ASSIGNMENT: Give back every entry precisely as written, without any of the images.

Interface dataset entries:
Segment Open

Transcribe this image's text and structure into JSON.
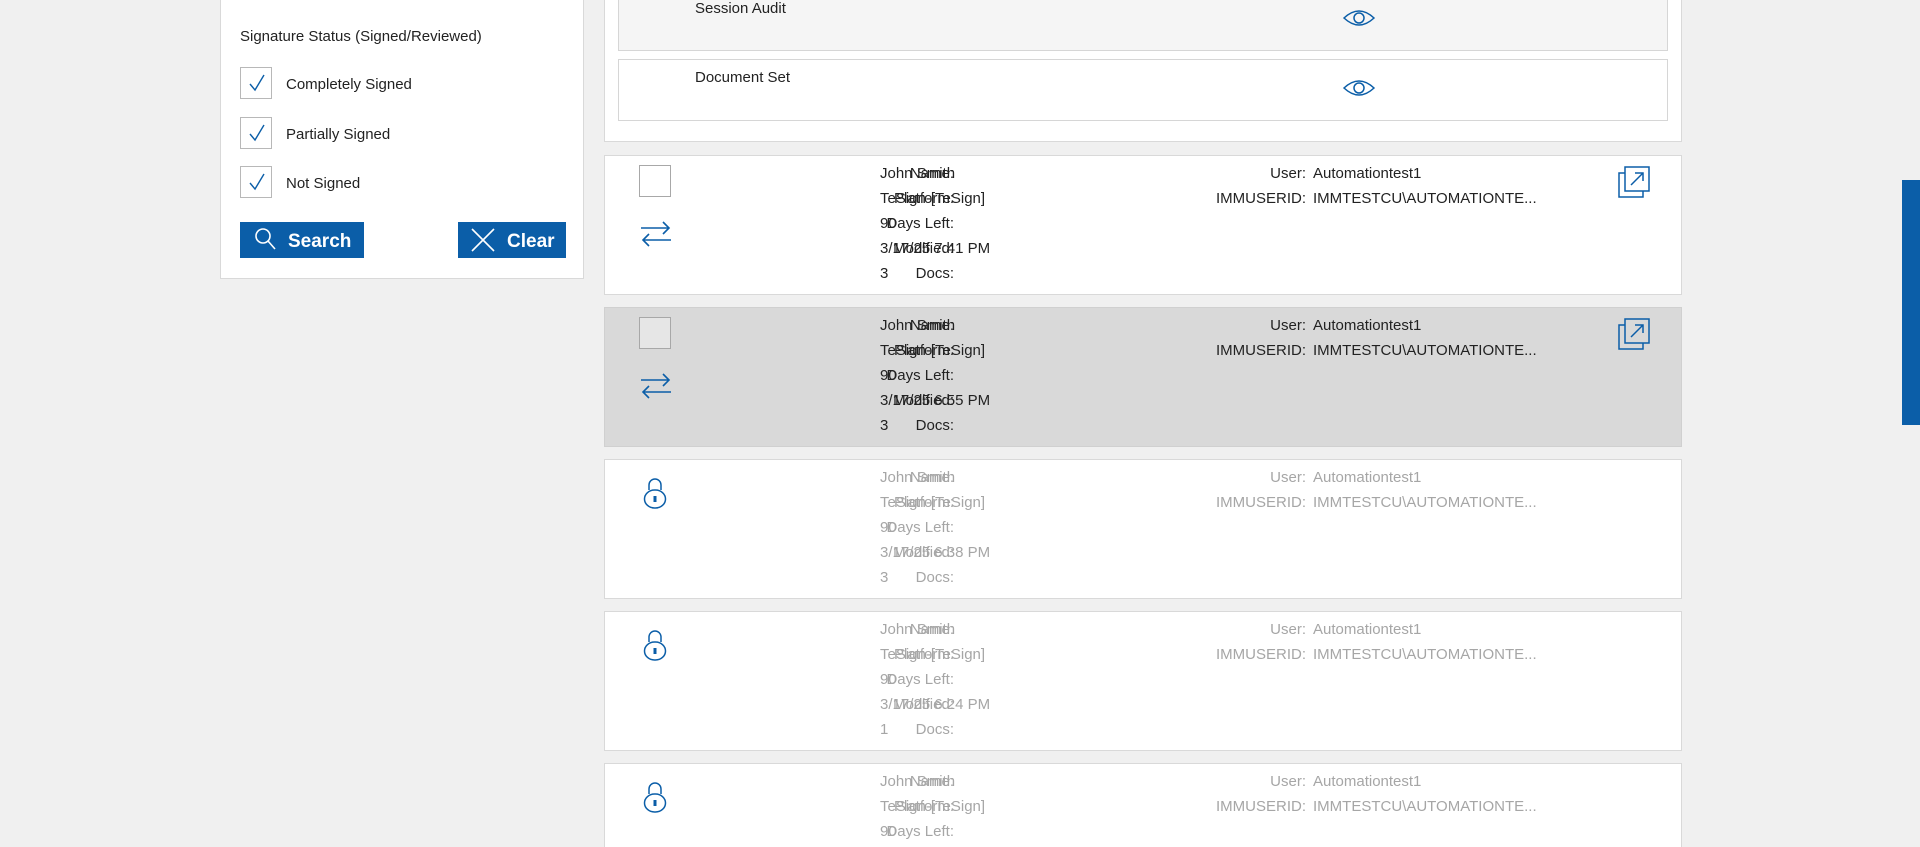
{
  "filter": {
    "title": "Signature Status (Signed/Reviewed)",
    "options": [
      {
        "label": "Completely Signed",
        "checked": true
      },
      {
        "label": "Partially Signed",
        "checked": true
      },
      {
        "label": "Not Signed",
        "checked": true
      }
    ],
    "search_label": "Search",
    "clear_label": "Clear"
  },
  "documents": [
    {
      "label": "Session Audit"
    },
    {
      "label": "Document Set"
    }
  ],
  "field_labels": {
    "name": "Name:",
    "platform": "Platform:",
    "days_left": "Days Left:",
    "modified": "Modified:",
    "docs": "Docs:",
    "user": "User:",
    "immuserid": "IMMUSERID:"
  },
  "sessions": [
    {
      "name": "John Smith",
      "platform": "TeSign-[TeSign]",
      "days_left": "90",
      "modified": "3/17/25 7:41 PM",
      "docs": "3",
      "user": "Automationtest1",
      "immuserid": "IMMTESTCU\\AUTOMATIONTE...",
      "locked": false,
      "selected": false
    },
    {
      "name": "John Smith",
      "platform": "TeSign-[TeSign]",
      "days_left": "90",
      "modified": "3/17/25 6:55 PM",
      "docs": "3",
      "user": "Automationtest1",
      "immuserid": "IMMTESTCU\\AUTOMATIONTE...",
      "locked": false,
      "selected": true
    },
    {
      "name": "John Smith",
      "platform": "TeSign-[TeSign]",
      "days_left": "90",
      "modified": "3/17/25 6:38 PM",
      "docs": "3",
      "user": "Automationtest1",
      "immuserid": "IMMTESTCU\\AUTOMATIONTE...",
      "locked": true,
      "selected": false
    },
    {
      "name": "John Smith",
      "platform": "TeSign-[TeSign]",
      "days_left": "90",
      "modified": "3/17/25 6:24 PM",
      "docs": "1",
      "user": "Automationtest1",
      "immuserid": "IMMTESTCU\\AUTOMATIONTE...",
      "locked": true,
      "selected": false
    },
    {
      "name": "John Smith",
      "platform": "TeSign-[TeSign]",
      "days_left": "90",
      "user": "Automationtest1",
      "immuserid": "IMMTESTCU\\AUTOMATIONTE...",
      "locked": true,
      "selected": false
    }
  ],
  "colors": {
    "accent": "#0b5ea8",
    "muted_text": "#a6a6a6",
    "selected_row": "#d9d9d9"
  },
  "icons": {
    "check": "check-icon",
    "search": "search-icon",
    "clear": "close-icon",
    "view": "eye-icon",
    "swap": "swap-arrows-icon",
    "open": "open-external-icon",
    "lock": "lock-icon"
  }
}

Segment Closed

RESULT:
Transcribe this image's text and structure into JSON.
{
  "filter": {
    "title": "Signature Status (Signed/Reviewed)",
    "options": [
      {
        "label": "Completely Signed",
        "checked": true
      },
      {
        "label": "Partially Signed",
        "checked": true
      },
      {
        "label": "Not Signed",
        "checked": true
      }
    ],
    "search_label": "Search",
    "clear_label": "Clear"
  },
  "documents": [
    {
      "label": "Session Audit"
    },
    {
      "label": "Document Set"
    }
  ],
  "field_labels": {
    "name": "Name:",
    "platform": "Platform:",
    "days_left": "Days Left:",
    "modified": "Modified:",
    "docs": "Docs:",
    "user": "User:",
    "immuserid": "IMMUSERID:"
  },
  "sessions": [
    {
      "name": "John Smith",
      "platform": "TeSign-[TeSign]",
      "days_left": "90",
      "modified": "3/17/25 7:41 PM",
      "docs": "3",
      "user": "Automationtest1",
      "immuserid": "IMMTESTCU\\AUTOMATIONTE...",
      "locked": false,
      "selected": false
    },
    {
      "name": "John Smith",
      "platform": "TeSign-[TeSign]",
      "days_left": "90",
      "modified": "3/17/25 6:55 PM",
      "docs": "3",
      "user": "Automationtest1",
      "immuserid": "IMMTESTCU\\AUTOMATIONTE...",
      "locked": false,
      "selected": true
    },
    {
      "name": "John Smith",
      "platform": "TeSign-[TeSign]",
      "days_left": "90",
      "modified": "3/17/25 6:38 PM",
      "docs": "3",
      "user": "Automationtest1",
      "immuserid": "IMMTESTCU\\AUTOMATIONTE...",
      "locked": true,
      "selected": false
    },
    {
      "name": "John Smith",
      "platform": "TeSign-[TeSign]",
      "days_left": "90",
      "modified": "3/17/25 6:24 PM",
      "docs": "1",
      "user": "Automationtest1",
      "immuserid": "IMMTESTCU\\AUTOMATIONTE...",
      "locked": true,
      "selected": false
    },
    {
      "name": "John Smith",
      "platform": "TeSign-[TeSign]",
      "days_left": "90",
      "user": "Automationtest1",
      "immuserid": "IMMTESTCU\\AUTOMATIONTE...",
      "locked": true,
      "selected": false
    }
  ],
  "colors": {
    "accent": "#0b5ea8",
    "muted_text": "#a6a6a6",
    "selected_row": "#d9d9d9"
  },
  "icons": {
    "check": "check-icon",
    "search": "search-icon",
    "clear": "close-icon",
    "view": "eye-icon",
    "swap": "swap-arrows-icon",
    "open": "open-external-icon",
    "lock": "lock-icon"
  }
}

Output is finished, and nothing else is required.